NEW YORK -- The Yankees clubhouse reeked of champagne, it smelled the way you might imagine
And there's really only one question left worth asking: Why THIS Yankees team?
In one way, it's an easy question to answer: These Yankees were the best team in baseball in 2009. There really wasn't much doubt about that. They won 103 games, the most in baseball. They scored the most runs, they hit the most home runs, closed out the most saves. They were the best team, and in a World Series that offered just enough drama to keep the tabloids interesting (but no more), they closed out the Phillies in six games. They clinched their 27th World Series championship with a dry and bloodless 7-3 strangling Wednesday night in the new Yankee Stadium.
Still, in the larger sense, the question remains: Why THIS Yankees team? New York had not won a World Series since 2000, and while eight years hardly seems to be a dry spell, it is a major dry spell when you are spending a lot more money to get players than any other team. And the Yankees spent a lot more money every year. Well, in 2001, they spent only about $3 million more than the team with the second-highest payroll. But they lost the World Series in seven games (to the EXPANSION Arizona Diamondbacks, for crying out loud), and it was time for some serious New York overkill.
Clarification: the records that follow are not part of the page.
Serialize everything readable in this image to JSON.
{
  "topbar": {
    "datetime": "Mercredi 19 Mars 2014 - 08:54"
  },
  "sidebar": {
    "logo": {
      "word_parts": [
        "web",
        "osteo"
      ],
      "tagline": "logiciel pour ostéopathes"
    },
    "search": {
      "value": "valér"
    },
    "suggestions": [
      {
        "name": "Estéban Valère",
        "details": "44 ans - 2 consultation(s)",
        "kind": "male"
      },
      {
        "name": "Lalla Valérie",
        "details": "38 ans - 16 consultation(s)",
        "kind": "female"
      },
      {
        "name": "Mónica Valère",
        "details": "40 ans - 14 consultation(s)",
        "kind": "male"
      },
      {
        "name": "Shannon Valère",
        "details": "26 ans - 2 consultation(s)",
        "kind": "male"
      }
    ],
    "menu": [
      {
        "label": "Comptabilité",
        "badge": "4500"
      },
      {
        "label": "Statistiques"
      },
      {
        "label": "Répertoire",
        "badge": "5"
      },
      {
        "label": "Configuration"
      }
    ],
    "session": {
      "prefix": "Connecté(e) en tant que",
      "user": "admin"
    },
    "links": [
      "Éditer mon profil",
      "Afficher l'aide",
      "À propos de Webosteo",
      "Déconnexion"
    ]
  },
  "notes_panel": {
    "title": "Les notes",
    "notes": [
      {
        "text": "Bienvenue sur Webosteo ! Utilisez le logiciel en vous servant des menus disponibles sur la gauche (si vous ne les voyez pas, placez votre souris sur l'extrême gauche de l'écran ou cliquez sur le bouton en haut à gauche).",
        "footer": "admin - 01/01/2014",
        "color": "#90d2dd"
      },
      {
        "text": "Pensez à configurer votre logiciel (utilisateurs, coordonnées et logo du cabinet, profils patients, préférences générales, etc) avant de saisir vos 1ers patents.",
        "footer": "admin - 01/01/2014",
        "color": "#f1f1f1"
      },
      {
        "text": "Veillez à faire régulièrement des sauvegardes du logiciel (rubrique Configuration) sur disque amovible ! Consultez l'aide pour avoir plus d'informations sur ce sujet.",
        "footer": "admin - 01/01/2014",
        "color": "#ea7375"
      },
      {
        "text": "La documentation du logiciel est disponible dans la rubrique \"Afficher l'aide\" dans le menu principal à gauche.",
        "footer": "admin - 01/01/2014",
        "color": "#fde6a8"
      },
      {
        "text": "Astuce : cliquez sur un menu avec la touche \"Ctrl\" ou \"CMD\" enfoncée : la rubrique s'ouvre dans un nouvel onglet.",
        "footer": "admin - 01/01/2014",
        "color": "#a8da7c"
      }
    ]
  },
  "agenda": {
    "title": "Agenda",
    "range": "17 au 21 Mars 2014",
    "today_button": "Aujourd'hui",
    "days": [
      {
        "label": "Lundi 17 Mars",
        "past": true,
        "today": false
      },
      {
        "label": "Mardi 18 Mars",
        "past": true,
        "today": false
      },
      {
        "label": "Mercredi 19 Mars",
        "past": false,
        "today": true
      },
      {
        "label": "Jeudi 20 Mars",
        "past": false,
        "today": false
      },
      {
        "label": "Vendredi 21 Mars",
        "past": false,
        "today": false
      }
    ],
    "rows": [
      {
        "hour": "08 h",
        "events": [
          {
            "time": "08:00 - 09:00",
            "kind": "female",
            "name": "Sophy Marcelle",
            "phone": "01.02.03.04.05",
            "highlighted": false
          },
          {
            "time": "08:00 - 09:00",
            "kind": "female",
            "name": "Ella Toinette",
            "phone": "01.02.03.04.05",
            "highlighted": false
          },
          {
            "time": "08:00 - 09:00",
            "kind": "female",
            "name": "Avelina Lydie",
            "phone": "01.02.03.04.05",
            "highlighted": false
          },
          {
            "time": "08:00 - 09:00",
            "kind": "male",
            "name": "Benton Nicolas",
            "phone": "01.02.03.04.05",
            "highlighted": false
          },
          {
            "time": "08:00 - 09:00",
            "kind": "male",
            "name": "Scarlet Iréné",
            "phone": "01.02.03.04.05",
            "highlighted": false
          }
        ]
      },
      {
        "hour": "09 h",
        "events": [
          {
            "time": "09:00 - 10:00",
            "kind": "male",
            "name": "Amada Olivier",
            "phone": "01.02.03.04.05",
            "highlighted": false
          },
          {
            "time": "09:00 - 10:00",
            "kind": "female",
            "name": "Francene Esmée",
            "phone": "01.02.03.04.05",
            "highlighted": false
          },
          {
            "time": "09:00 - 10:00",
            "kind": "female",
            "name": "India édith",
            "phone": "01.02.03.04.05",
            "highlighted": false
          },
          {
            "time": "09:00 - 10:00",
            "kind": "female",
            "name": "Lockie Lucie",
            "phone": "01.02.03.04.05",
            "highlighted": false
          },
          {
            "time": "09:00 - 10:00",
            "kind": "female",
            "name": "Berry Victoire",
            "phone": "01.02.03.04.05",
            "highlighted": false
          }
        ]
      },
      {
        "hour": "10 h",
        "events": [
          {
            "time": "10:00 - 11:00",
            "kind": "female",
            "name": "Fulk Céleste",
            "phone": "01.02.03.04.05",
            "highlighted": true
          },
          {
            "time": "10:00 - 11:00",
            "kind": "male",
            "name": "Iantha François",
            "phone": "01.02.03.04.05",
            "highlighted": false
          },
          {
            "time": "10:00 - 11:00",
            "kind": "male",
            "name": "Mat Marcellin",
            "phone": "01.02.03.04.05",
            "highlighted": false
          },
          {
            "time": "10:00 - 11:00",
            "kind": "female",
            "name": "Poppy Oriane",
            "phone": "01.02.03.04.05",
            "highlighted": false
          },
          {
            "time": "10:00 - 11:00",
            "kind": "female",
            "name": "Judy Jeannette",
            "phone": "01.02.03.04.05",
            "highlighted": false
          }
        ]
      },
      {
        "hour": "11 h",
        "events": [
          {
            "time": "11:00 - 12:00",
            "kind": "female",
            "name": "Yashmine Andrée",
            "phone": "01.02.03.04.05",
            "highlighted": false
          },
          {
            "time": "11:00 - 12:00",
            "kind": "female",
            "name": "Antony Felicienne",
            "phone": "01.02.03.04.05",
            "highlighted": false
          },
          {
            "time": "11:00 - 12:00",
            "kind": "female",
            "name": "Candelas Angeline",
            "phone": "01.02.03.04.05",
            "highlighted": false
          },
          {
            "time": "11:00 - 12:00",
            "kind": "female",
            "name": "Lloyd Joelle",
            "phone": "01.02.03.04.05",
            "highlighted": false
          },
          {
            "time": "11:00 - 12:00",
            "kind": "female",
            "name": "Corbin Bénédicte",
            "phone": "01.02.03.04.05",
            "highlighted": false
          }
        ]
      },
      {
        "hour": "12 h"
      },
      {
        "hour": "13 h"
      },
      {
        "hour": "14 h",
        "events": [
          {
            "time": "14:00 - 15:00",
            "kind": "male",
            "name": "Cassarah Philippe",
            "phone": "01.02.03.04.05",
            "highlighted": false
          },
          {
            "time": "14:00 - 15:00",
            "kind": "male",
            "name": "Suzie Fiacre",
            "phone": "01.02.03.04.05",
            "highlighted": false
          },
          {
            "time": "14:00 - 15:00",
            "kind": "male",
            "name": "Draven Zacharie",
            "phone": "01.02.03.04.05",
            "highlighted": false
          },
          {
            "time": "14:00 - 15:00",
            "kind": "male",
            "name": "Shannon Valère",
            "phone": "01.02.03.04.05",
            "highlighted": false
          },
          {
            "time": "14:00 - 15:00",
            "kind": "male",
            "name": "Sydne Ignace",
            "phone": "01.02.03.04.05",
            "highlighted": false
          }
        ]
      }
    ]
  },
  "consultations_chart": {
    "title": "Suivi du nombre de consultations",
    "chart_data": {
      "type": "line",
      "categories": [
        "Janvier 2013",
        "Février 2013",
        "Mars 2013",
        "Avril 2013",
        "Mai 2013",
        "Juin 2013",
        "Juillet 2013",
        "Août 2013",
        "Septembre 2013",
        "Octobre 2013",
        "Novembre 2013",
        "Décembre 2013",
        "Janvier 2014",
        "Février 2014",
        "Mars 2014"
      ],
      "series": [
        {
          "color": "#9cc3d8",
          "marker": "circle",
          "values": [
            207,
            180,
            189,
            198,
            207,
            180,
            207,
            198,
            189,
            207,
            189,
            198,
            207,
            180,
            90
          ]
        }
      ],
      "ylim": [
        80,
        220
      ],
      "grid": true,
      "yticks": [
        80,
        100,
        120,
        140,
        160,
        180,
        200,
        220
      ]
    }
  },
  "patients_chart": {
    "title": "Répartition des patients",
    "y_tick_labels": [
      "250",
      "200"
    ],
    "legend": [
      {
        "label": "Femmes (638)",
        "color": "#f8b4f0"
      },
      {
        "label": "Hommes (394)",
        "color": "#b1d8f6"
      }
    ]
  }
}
Now, look, when you are spending that much more money than any other team -- and remember this is more than ANY team -- you should win. You better win. You have no excuses when you don't win. The Yankees won plenty of games -- averaged 97 victories a year -- and they won some playoff series. But they didn't win it all.
And you heard it everywhere: Something was missing. The Yankees got shut out by a young
Or simply: Blame it on
So what made this Yankees team different? Well, they spent a lot of money to bring in two big-money starting pitchers (
And the Yankees had another great season and made the playoffs again. They swept an overmatched and generous Twins team in the first round. They beat a surprisingly jittery Angels team in the ALCS. They reached the World Series for the first time since 2003, and they talked about how this team was different from the last eight years.
But the World Series is a whole different thing. It's different because it's volatile. There's no definitive formula for winning the World Series -- the best teams famously do not always win. A seven-game series is simply too short. Baseball has too many variables. Sometimes experience plays a big role in victory, sometimes it's youthful exuberance that is decisive. Sometimes luck plays. Sometimes destiny takes a hand.
Sometimes, a good starting pitcher does just enough to win, or someone makes a great play that changes the landscape or a shut-down bullpen makes the difference or a hot hitter can make the series his own.
The Yankees got all that -- and they got all that from familiar players.
Damon made the big play. In the pivotal Game 4, with the score tied in the ninth, he paddled through a ferocious battle against Phillies closer
Mariano Rivera represented that shut-down bullpen. Neither team seemed capable of getting outs late in games ... except when The Great Rivera was on the mound. He pitched in four games, and he did not give up a run.
Finally, the Yankees had that hot hitter. There was definitely a creeping panic in New York before Wednesday's Game 6. The
And the Yankees had any number of players who could have been the star. It could have been Derek Jeter, of course, the Yankee captain. It could have been A-Rod, one of the best to ever play the game. It could have been Johnny Damon, who had been a force behind the Red Sox's first championship. It could have been Mark Teixeira.
But in many ways
And so, what was Game 6 of the World Series? Another big game. His first at-bat against Pedro Martinez he ripped three fouls, each seemingly hit harder than the last, until finally Pedro left a ball over the plate and Matsui kept the ball fair for a two-run homer. Next inning, he again ripped a foul ball against Pedro before cracking a two-run single on a line drive. Two innings later, this time against
"He hit whatever we threw him," Philadelphia manager
So, you can say that there was something different about this Yankees team, something sturdier. The chemistry was better. They had a sense of purpose. And so on. And maybe all of that's true. It's hard to say. Matsui was a part of the last few Yankees teams that did not win. So were Jeter and Damon and Pettitte and A-Rod and those other thirty-somethings who sprayed champagne on each other in the clubhouse. The Yankees have long had Rivera to finish off games, and they have long had expensive starting pitchers with glitzy resumes, and they have been built around Jeter for a long time, and they have always had the New York fans who play their role.
So: Why THIS Yankees team? Well, the Yankees were once again a terrific team. And as for the rest -- it probably comes down to that most unsatisfying of clichés: It was just their year.